We explored two possible components underlying the stereotype that males are funnier, and both received some empirical support. Men, at least under the conditions and constraints of the present experimental situation, were funnier. In addition, funny captions were preferentially attributed to male authors, a bias that was present in both men and women.

The data are not entirely consistent with a view of male humor being favored evolutionarily as impressing women (Miller, 2000), because male humor (perhaps like the male sports car) appeals most especially to other men. Nor are the data consistent with humor being gender specific, because we found that, while men prefer male humor, women (albeit very slightly) also prefer it. Our data did reveal slight differences in the content of the humor produced by men and women, with men inclined slightly more to sex and profanity, but the factors that made their captions slightly more successful, and especially so to other men, were elusive.

The data do suggest that men’s view that men are funnier could be a result of their actually finding the humor they produce funnier, as well as of their biased recall of funny things as having sprung from men’s minds. Women, who were perhaps slightly less strong in their conviction that men are funnier, also showed less of an effect of actually finding them funnier, though women did show equally biased recall. Women’s laughing more at men (Provine, 2000), when the gender is known, may be largely due not to superior humor, but to more subtle social influences, which are known to impact laughter (e.g., social status; Coser, 1960; Robinson & Smith-Lovin, 2001).
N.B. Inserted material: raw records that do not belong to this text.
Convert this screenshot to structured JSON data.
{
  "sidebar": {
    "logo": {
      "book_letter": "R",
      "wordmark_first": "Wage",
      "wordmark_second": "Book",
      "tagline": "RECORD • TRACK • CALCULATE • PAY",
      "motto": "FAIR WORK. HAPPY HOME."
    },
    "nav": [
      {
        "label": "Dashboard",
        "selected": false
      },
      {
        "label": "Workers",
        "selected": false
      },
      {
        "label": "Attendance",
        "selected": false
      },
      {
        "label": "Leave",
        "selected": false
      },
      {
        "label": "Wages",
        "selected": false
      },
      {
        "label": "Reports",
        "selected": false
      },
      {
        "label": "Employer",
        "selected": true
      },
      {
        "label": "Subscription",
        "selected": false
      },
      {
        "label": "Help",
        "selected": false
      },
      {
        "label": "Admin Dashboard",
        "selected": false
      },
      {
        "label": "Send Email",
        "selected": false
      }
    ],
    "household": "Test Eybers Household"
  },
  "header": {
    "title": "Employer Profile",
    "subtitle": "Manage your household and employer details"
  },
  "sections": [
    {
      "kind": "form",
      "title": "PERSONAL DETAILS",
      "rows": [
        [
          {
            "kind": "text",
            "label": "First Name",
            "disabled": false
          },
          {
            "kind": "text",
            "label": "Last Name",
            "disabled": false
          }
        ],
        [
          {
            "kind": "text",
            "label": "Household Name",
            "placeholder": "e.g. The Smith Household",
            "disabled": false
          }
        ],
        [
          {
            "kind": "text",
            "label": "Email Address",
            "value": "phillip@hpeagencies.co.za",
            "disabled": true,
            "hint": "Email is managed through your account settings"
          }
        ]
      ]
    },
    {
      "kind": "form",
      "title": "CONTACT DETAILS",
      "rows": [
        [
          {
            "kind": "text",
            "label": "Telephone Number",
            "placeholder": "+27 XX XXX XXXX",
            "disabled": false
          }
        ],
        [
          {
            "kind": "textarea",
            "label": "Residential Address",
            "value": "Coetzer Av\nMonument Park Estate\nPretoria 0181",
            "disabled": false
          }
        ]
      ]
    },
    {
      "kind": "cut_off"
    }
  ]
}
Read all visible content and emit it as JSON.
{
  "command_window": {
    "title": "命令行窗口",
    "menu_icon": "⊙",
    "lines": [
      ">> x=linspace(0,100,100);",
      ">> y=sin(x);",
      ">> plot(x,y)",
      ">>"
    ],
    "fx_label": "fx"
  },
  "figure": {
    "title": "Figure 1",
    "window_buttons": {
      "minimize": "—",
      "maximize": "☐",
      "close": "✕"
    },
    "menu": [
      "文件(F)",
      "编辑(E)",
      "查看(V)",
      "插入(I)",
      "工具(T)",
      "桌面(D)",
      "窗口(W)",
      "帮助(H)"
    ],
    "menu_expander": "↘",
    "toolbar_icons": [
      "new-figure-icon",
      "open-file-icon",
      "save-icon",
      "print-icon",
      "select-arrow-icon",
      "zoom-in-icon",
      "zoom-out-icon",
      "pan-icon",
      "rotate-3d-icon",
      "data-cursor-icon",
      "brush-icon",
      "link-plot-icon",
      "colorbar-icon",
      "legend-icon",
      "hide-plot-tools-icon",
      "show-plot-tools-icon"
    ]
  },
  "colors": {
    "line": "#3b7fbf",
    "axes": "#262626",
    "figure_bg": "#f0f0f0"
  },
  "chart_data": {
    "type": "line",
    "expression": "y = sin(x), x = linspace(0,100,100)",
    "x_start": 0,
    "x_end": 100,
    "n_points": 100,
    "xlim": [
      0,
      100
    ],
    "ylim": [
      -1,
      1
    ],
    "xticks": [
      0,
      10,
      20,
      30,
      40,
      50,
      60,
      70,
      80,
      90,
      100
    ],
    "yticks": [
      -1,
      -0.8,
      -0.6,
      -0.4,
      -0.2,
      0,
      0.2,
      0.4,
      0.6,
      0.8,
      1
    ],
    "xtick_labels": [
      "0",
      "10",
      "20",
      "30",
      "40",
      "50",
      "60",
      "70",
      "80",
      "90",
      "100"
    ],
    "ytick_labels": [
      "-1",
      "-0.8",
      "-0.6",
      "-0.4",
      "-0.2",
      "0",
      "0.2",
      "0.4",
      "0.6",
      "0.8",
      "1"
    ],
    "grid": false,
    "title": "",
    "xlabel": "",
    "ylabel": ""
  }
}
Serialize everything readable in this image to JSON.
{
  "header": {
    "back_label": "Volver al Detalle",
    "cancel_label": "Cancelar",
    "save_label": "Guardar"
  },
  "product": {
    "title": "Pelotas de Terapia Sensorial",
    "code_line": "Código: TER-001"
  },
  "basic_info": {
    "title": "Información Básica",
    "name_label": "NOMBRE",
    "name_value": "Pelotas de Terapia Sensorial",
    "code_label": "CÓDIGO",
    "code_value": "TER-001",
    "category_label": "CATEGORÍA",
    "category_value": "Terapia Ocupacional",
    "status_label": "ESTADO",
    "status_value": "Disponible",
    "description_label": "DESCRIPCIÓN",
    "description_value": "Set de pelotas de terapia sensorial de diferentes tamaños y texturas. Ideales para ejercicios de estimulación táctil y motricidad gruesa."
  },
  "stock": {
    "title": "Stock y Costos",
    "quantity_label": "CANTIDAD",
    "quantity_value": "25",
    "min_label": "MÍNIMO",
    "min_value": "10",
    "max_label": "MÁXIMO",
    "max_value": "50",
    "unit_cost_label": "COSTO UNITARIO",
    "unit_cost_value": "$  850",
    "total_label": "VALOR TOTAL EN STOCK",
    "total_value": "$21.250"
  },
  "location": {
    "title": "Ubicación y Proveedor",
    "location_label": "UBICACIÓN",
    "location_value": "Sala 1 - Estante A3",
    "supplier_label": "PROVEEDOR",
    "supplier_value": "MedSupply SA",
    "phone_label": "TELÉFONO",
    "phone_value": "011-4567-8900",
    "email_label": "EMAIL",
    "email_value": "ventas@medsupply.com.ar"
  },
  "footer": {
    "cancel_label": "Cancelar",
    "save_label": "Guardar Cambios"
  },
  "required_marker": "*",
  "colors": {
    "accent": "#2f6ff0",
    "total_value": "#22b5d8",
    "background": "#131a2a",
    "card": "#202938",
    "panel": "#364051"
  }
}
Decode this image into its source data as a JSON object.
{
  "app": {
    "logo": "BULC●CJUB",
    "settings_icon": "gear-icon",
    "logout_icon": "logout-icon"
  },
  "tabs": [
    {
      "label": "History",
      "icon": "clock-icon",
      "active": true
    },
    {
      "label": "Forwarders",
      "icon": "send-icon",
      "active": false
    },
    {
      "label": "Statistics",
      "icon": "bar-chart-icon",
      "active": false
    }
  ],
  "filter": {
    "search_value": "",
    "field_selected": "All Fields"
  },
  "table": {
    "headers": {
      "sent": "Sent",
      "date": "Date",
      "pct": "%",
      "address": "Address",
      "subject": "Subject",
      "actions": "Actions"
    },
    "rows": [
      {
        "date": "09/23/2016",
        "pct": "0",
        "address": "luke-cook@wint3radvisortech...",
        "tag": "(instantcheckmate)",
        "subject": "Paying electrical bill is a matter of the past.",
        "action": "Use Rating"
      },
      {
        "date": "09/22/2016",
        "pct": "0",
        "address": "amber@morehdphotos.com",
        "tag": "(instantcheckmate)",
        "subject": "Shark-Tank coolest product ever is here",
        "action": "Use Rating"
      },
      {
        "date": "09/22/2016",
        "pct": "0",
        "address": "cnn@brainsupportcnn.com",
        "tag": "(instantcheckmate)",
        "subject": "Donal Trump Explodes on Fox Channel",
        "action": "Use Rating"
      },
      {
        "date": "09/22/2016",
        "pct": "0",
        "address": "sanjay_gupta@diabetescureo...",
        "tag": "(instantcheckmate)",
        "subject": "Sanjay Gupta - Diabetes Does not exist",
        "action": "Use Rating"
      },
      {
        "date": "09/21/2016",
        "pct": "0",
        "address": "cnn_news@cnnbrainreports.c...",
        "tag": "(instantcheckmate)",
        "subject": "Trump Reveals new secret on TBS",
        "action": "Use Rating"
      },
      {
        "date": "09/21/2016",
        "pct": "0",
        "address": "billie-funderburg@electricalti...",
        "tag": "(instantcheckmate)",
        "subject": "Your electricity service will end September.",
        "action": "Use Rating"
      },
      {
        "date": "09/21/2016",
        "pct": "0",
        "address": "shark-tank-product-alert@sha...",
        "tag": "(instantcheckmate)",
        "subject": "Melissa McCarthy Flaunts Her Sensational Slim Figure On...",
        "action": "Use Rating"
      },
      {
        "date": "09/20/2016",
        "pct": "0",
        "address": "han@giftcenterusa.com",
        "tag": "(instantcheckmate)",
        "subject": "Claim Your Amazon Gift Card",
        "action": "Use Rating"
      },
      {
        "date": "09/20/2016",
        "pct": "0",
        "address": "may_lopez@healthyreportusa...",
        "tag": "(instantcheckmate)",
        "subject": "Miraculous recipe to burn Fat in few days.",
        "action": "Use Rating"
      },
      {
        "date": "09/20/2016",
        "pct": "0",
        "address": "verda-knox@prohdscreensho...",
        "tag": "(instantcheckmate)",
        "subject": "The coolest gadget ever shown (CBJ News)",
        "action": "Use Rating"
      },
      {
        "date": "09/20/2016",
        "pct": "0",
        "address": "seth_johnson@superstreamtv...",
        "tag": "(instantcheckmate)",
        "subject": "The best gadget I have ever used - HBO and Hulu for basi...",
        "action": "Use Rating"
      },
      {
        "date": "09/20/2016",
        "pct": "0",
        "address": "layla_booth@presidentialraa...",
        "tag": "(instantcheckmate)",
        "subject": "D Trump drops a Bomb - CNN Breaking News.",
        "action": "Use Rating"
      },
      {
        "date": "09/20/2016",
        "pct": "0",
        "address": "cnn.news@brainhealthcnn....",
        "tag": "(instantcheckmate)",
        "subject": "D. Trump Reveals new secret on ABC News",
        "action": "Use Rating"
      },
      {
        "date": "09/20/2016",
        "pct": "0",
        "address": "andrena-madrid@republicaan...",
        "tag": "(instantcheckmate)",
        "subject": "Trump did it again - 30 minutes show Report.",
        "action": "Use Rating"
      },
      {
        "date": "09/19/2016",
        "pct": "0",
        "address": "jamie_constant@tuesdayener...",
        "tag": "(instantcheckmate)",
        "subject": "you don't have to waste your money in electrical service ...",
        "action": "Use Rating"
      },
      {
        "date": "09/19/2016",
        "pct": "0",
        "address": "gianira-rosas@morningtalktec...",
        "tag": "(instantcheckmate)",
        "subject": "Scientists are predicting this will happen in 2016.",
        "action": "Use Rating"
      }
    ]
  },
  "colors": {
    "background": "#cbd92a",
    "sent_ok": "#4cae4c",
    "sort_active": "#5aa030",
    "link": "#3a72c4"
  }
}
Other factors will likely contribute to the impression of male funniness. In our first study, everyone was asked to be funny, and it could be that men would spontaneously regard more occasions as appropriate for humor—because they feel it is expected of them, in order to impress women, or because they are less cautious about hurt feelings. It could also be that our caption contest required a style of humor at which women are relatively adept, and that other domains would produce different results. As an argument against these points, however, we did find a dramatic difference between the male and female caption authors in their predictions of success. Male confidence, in this domain at least, does seem to outstrip male competence.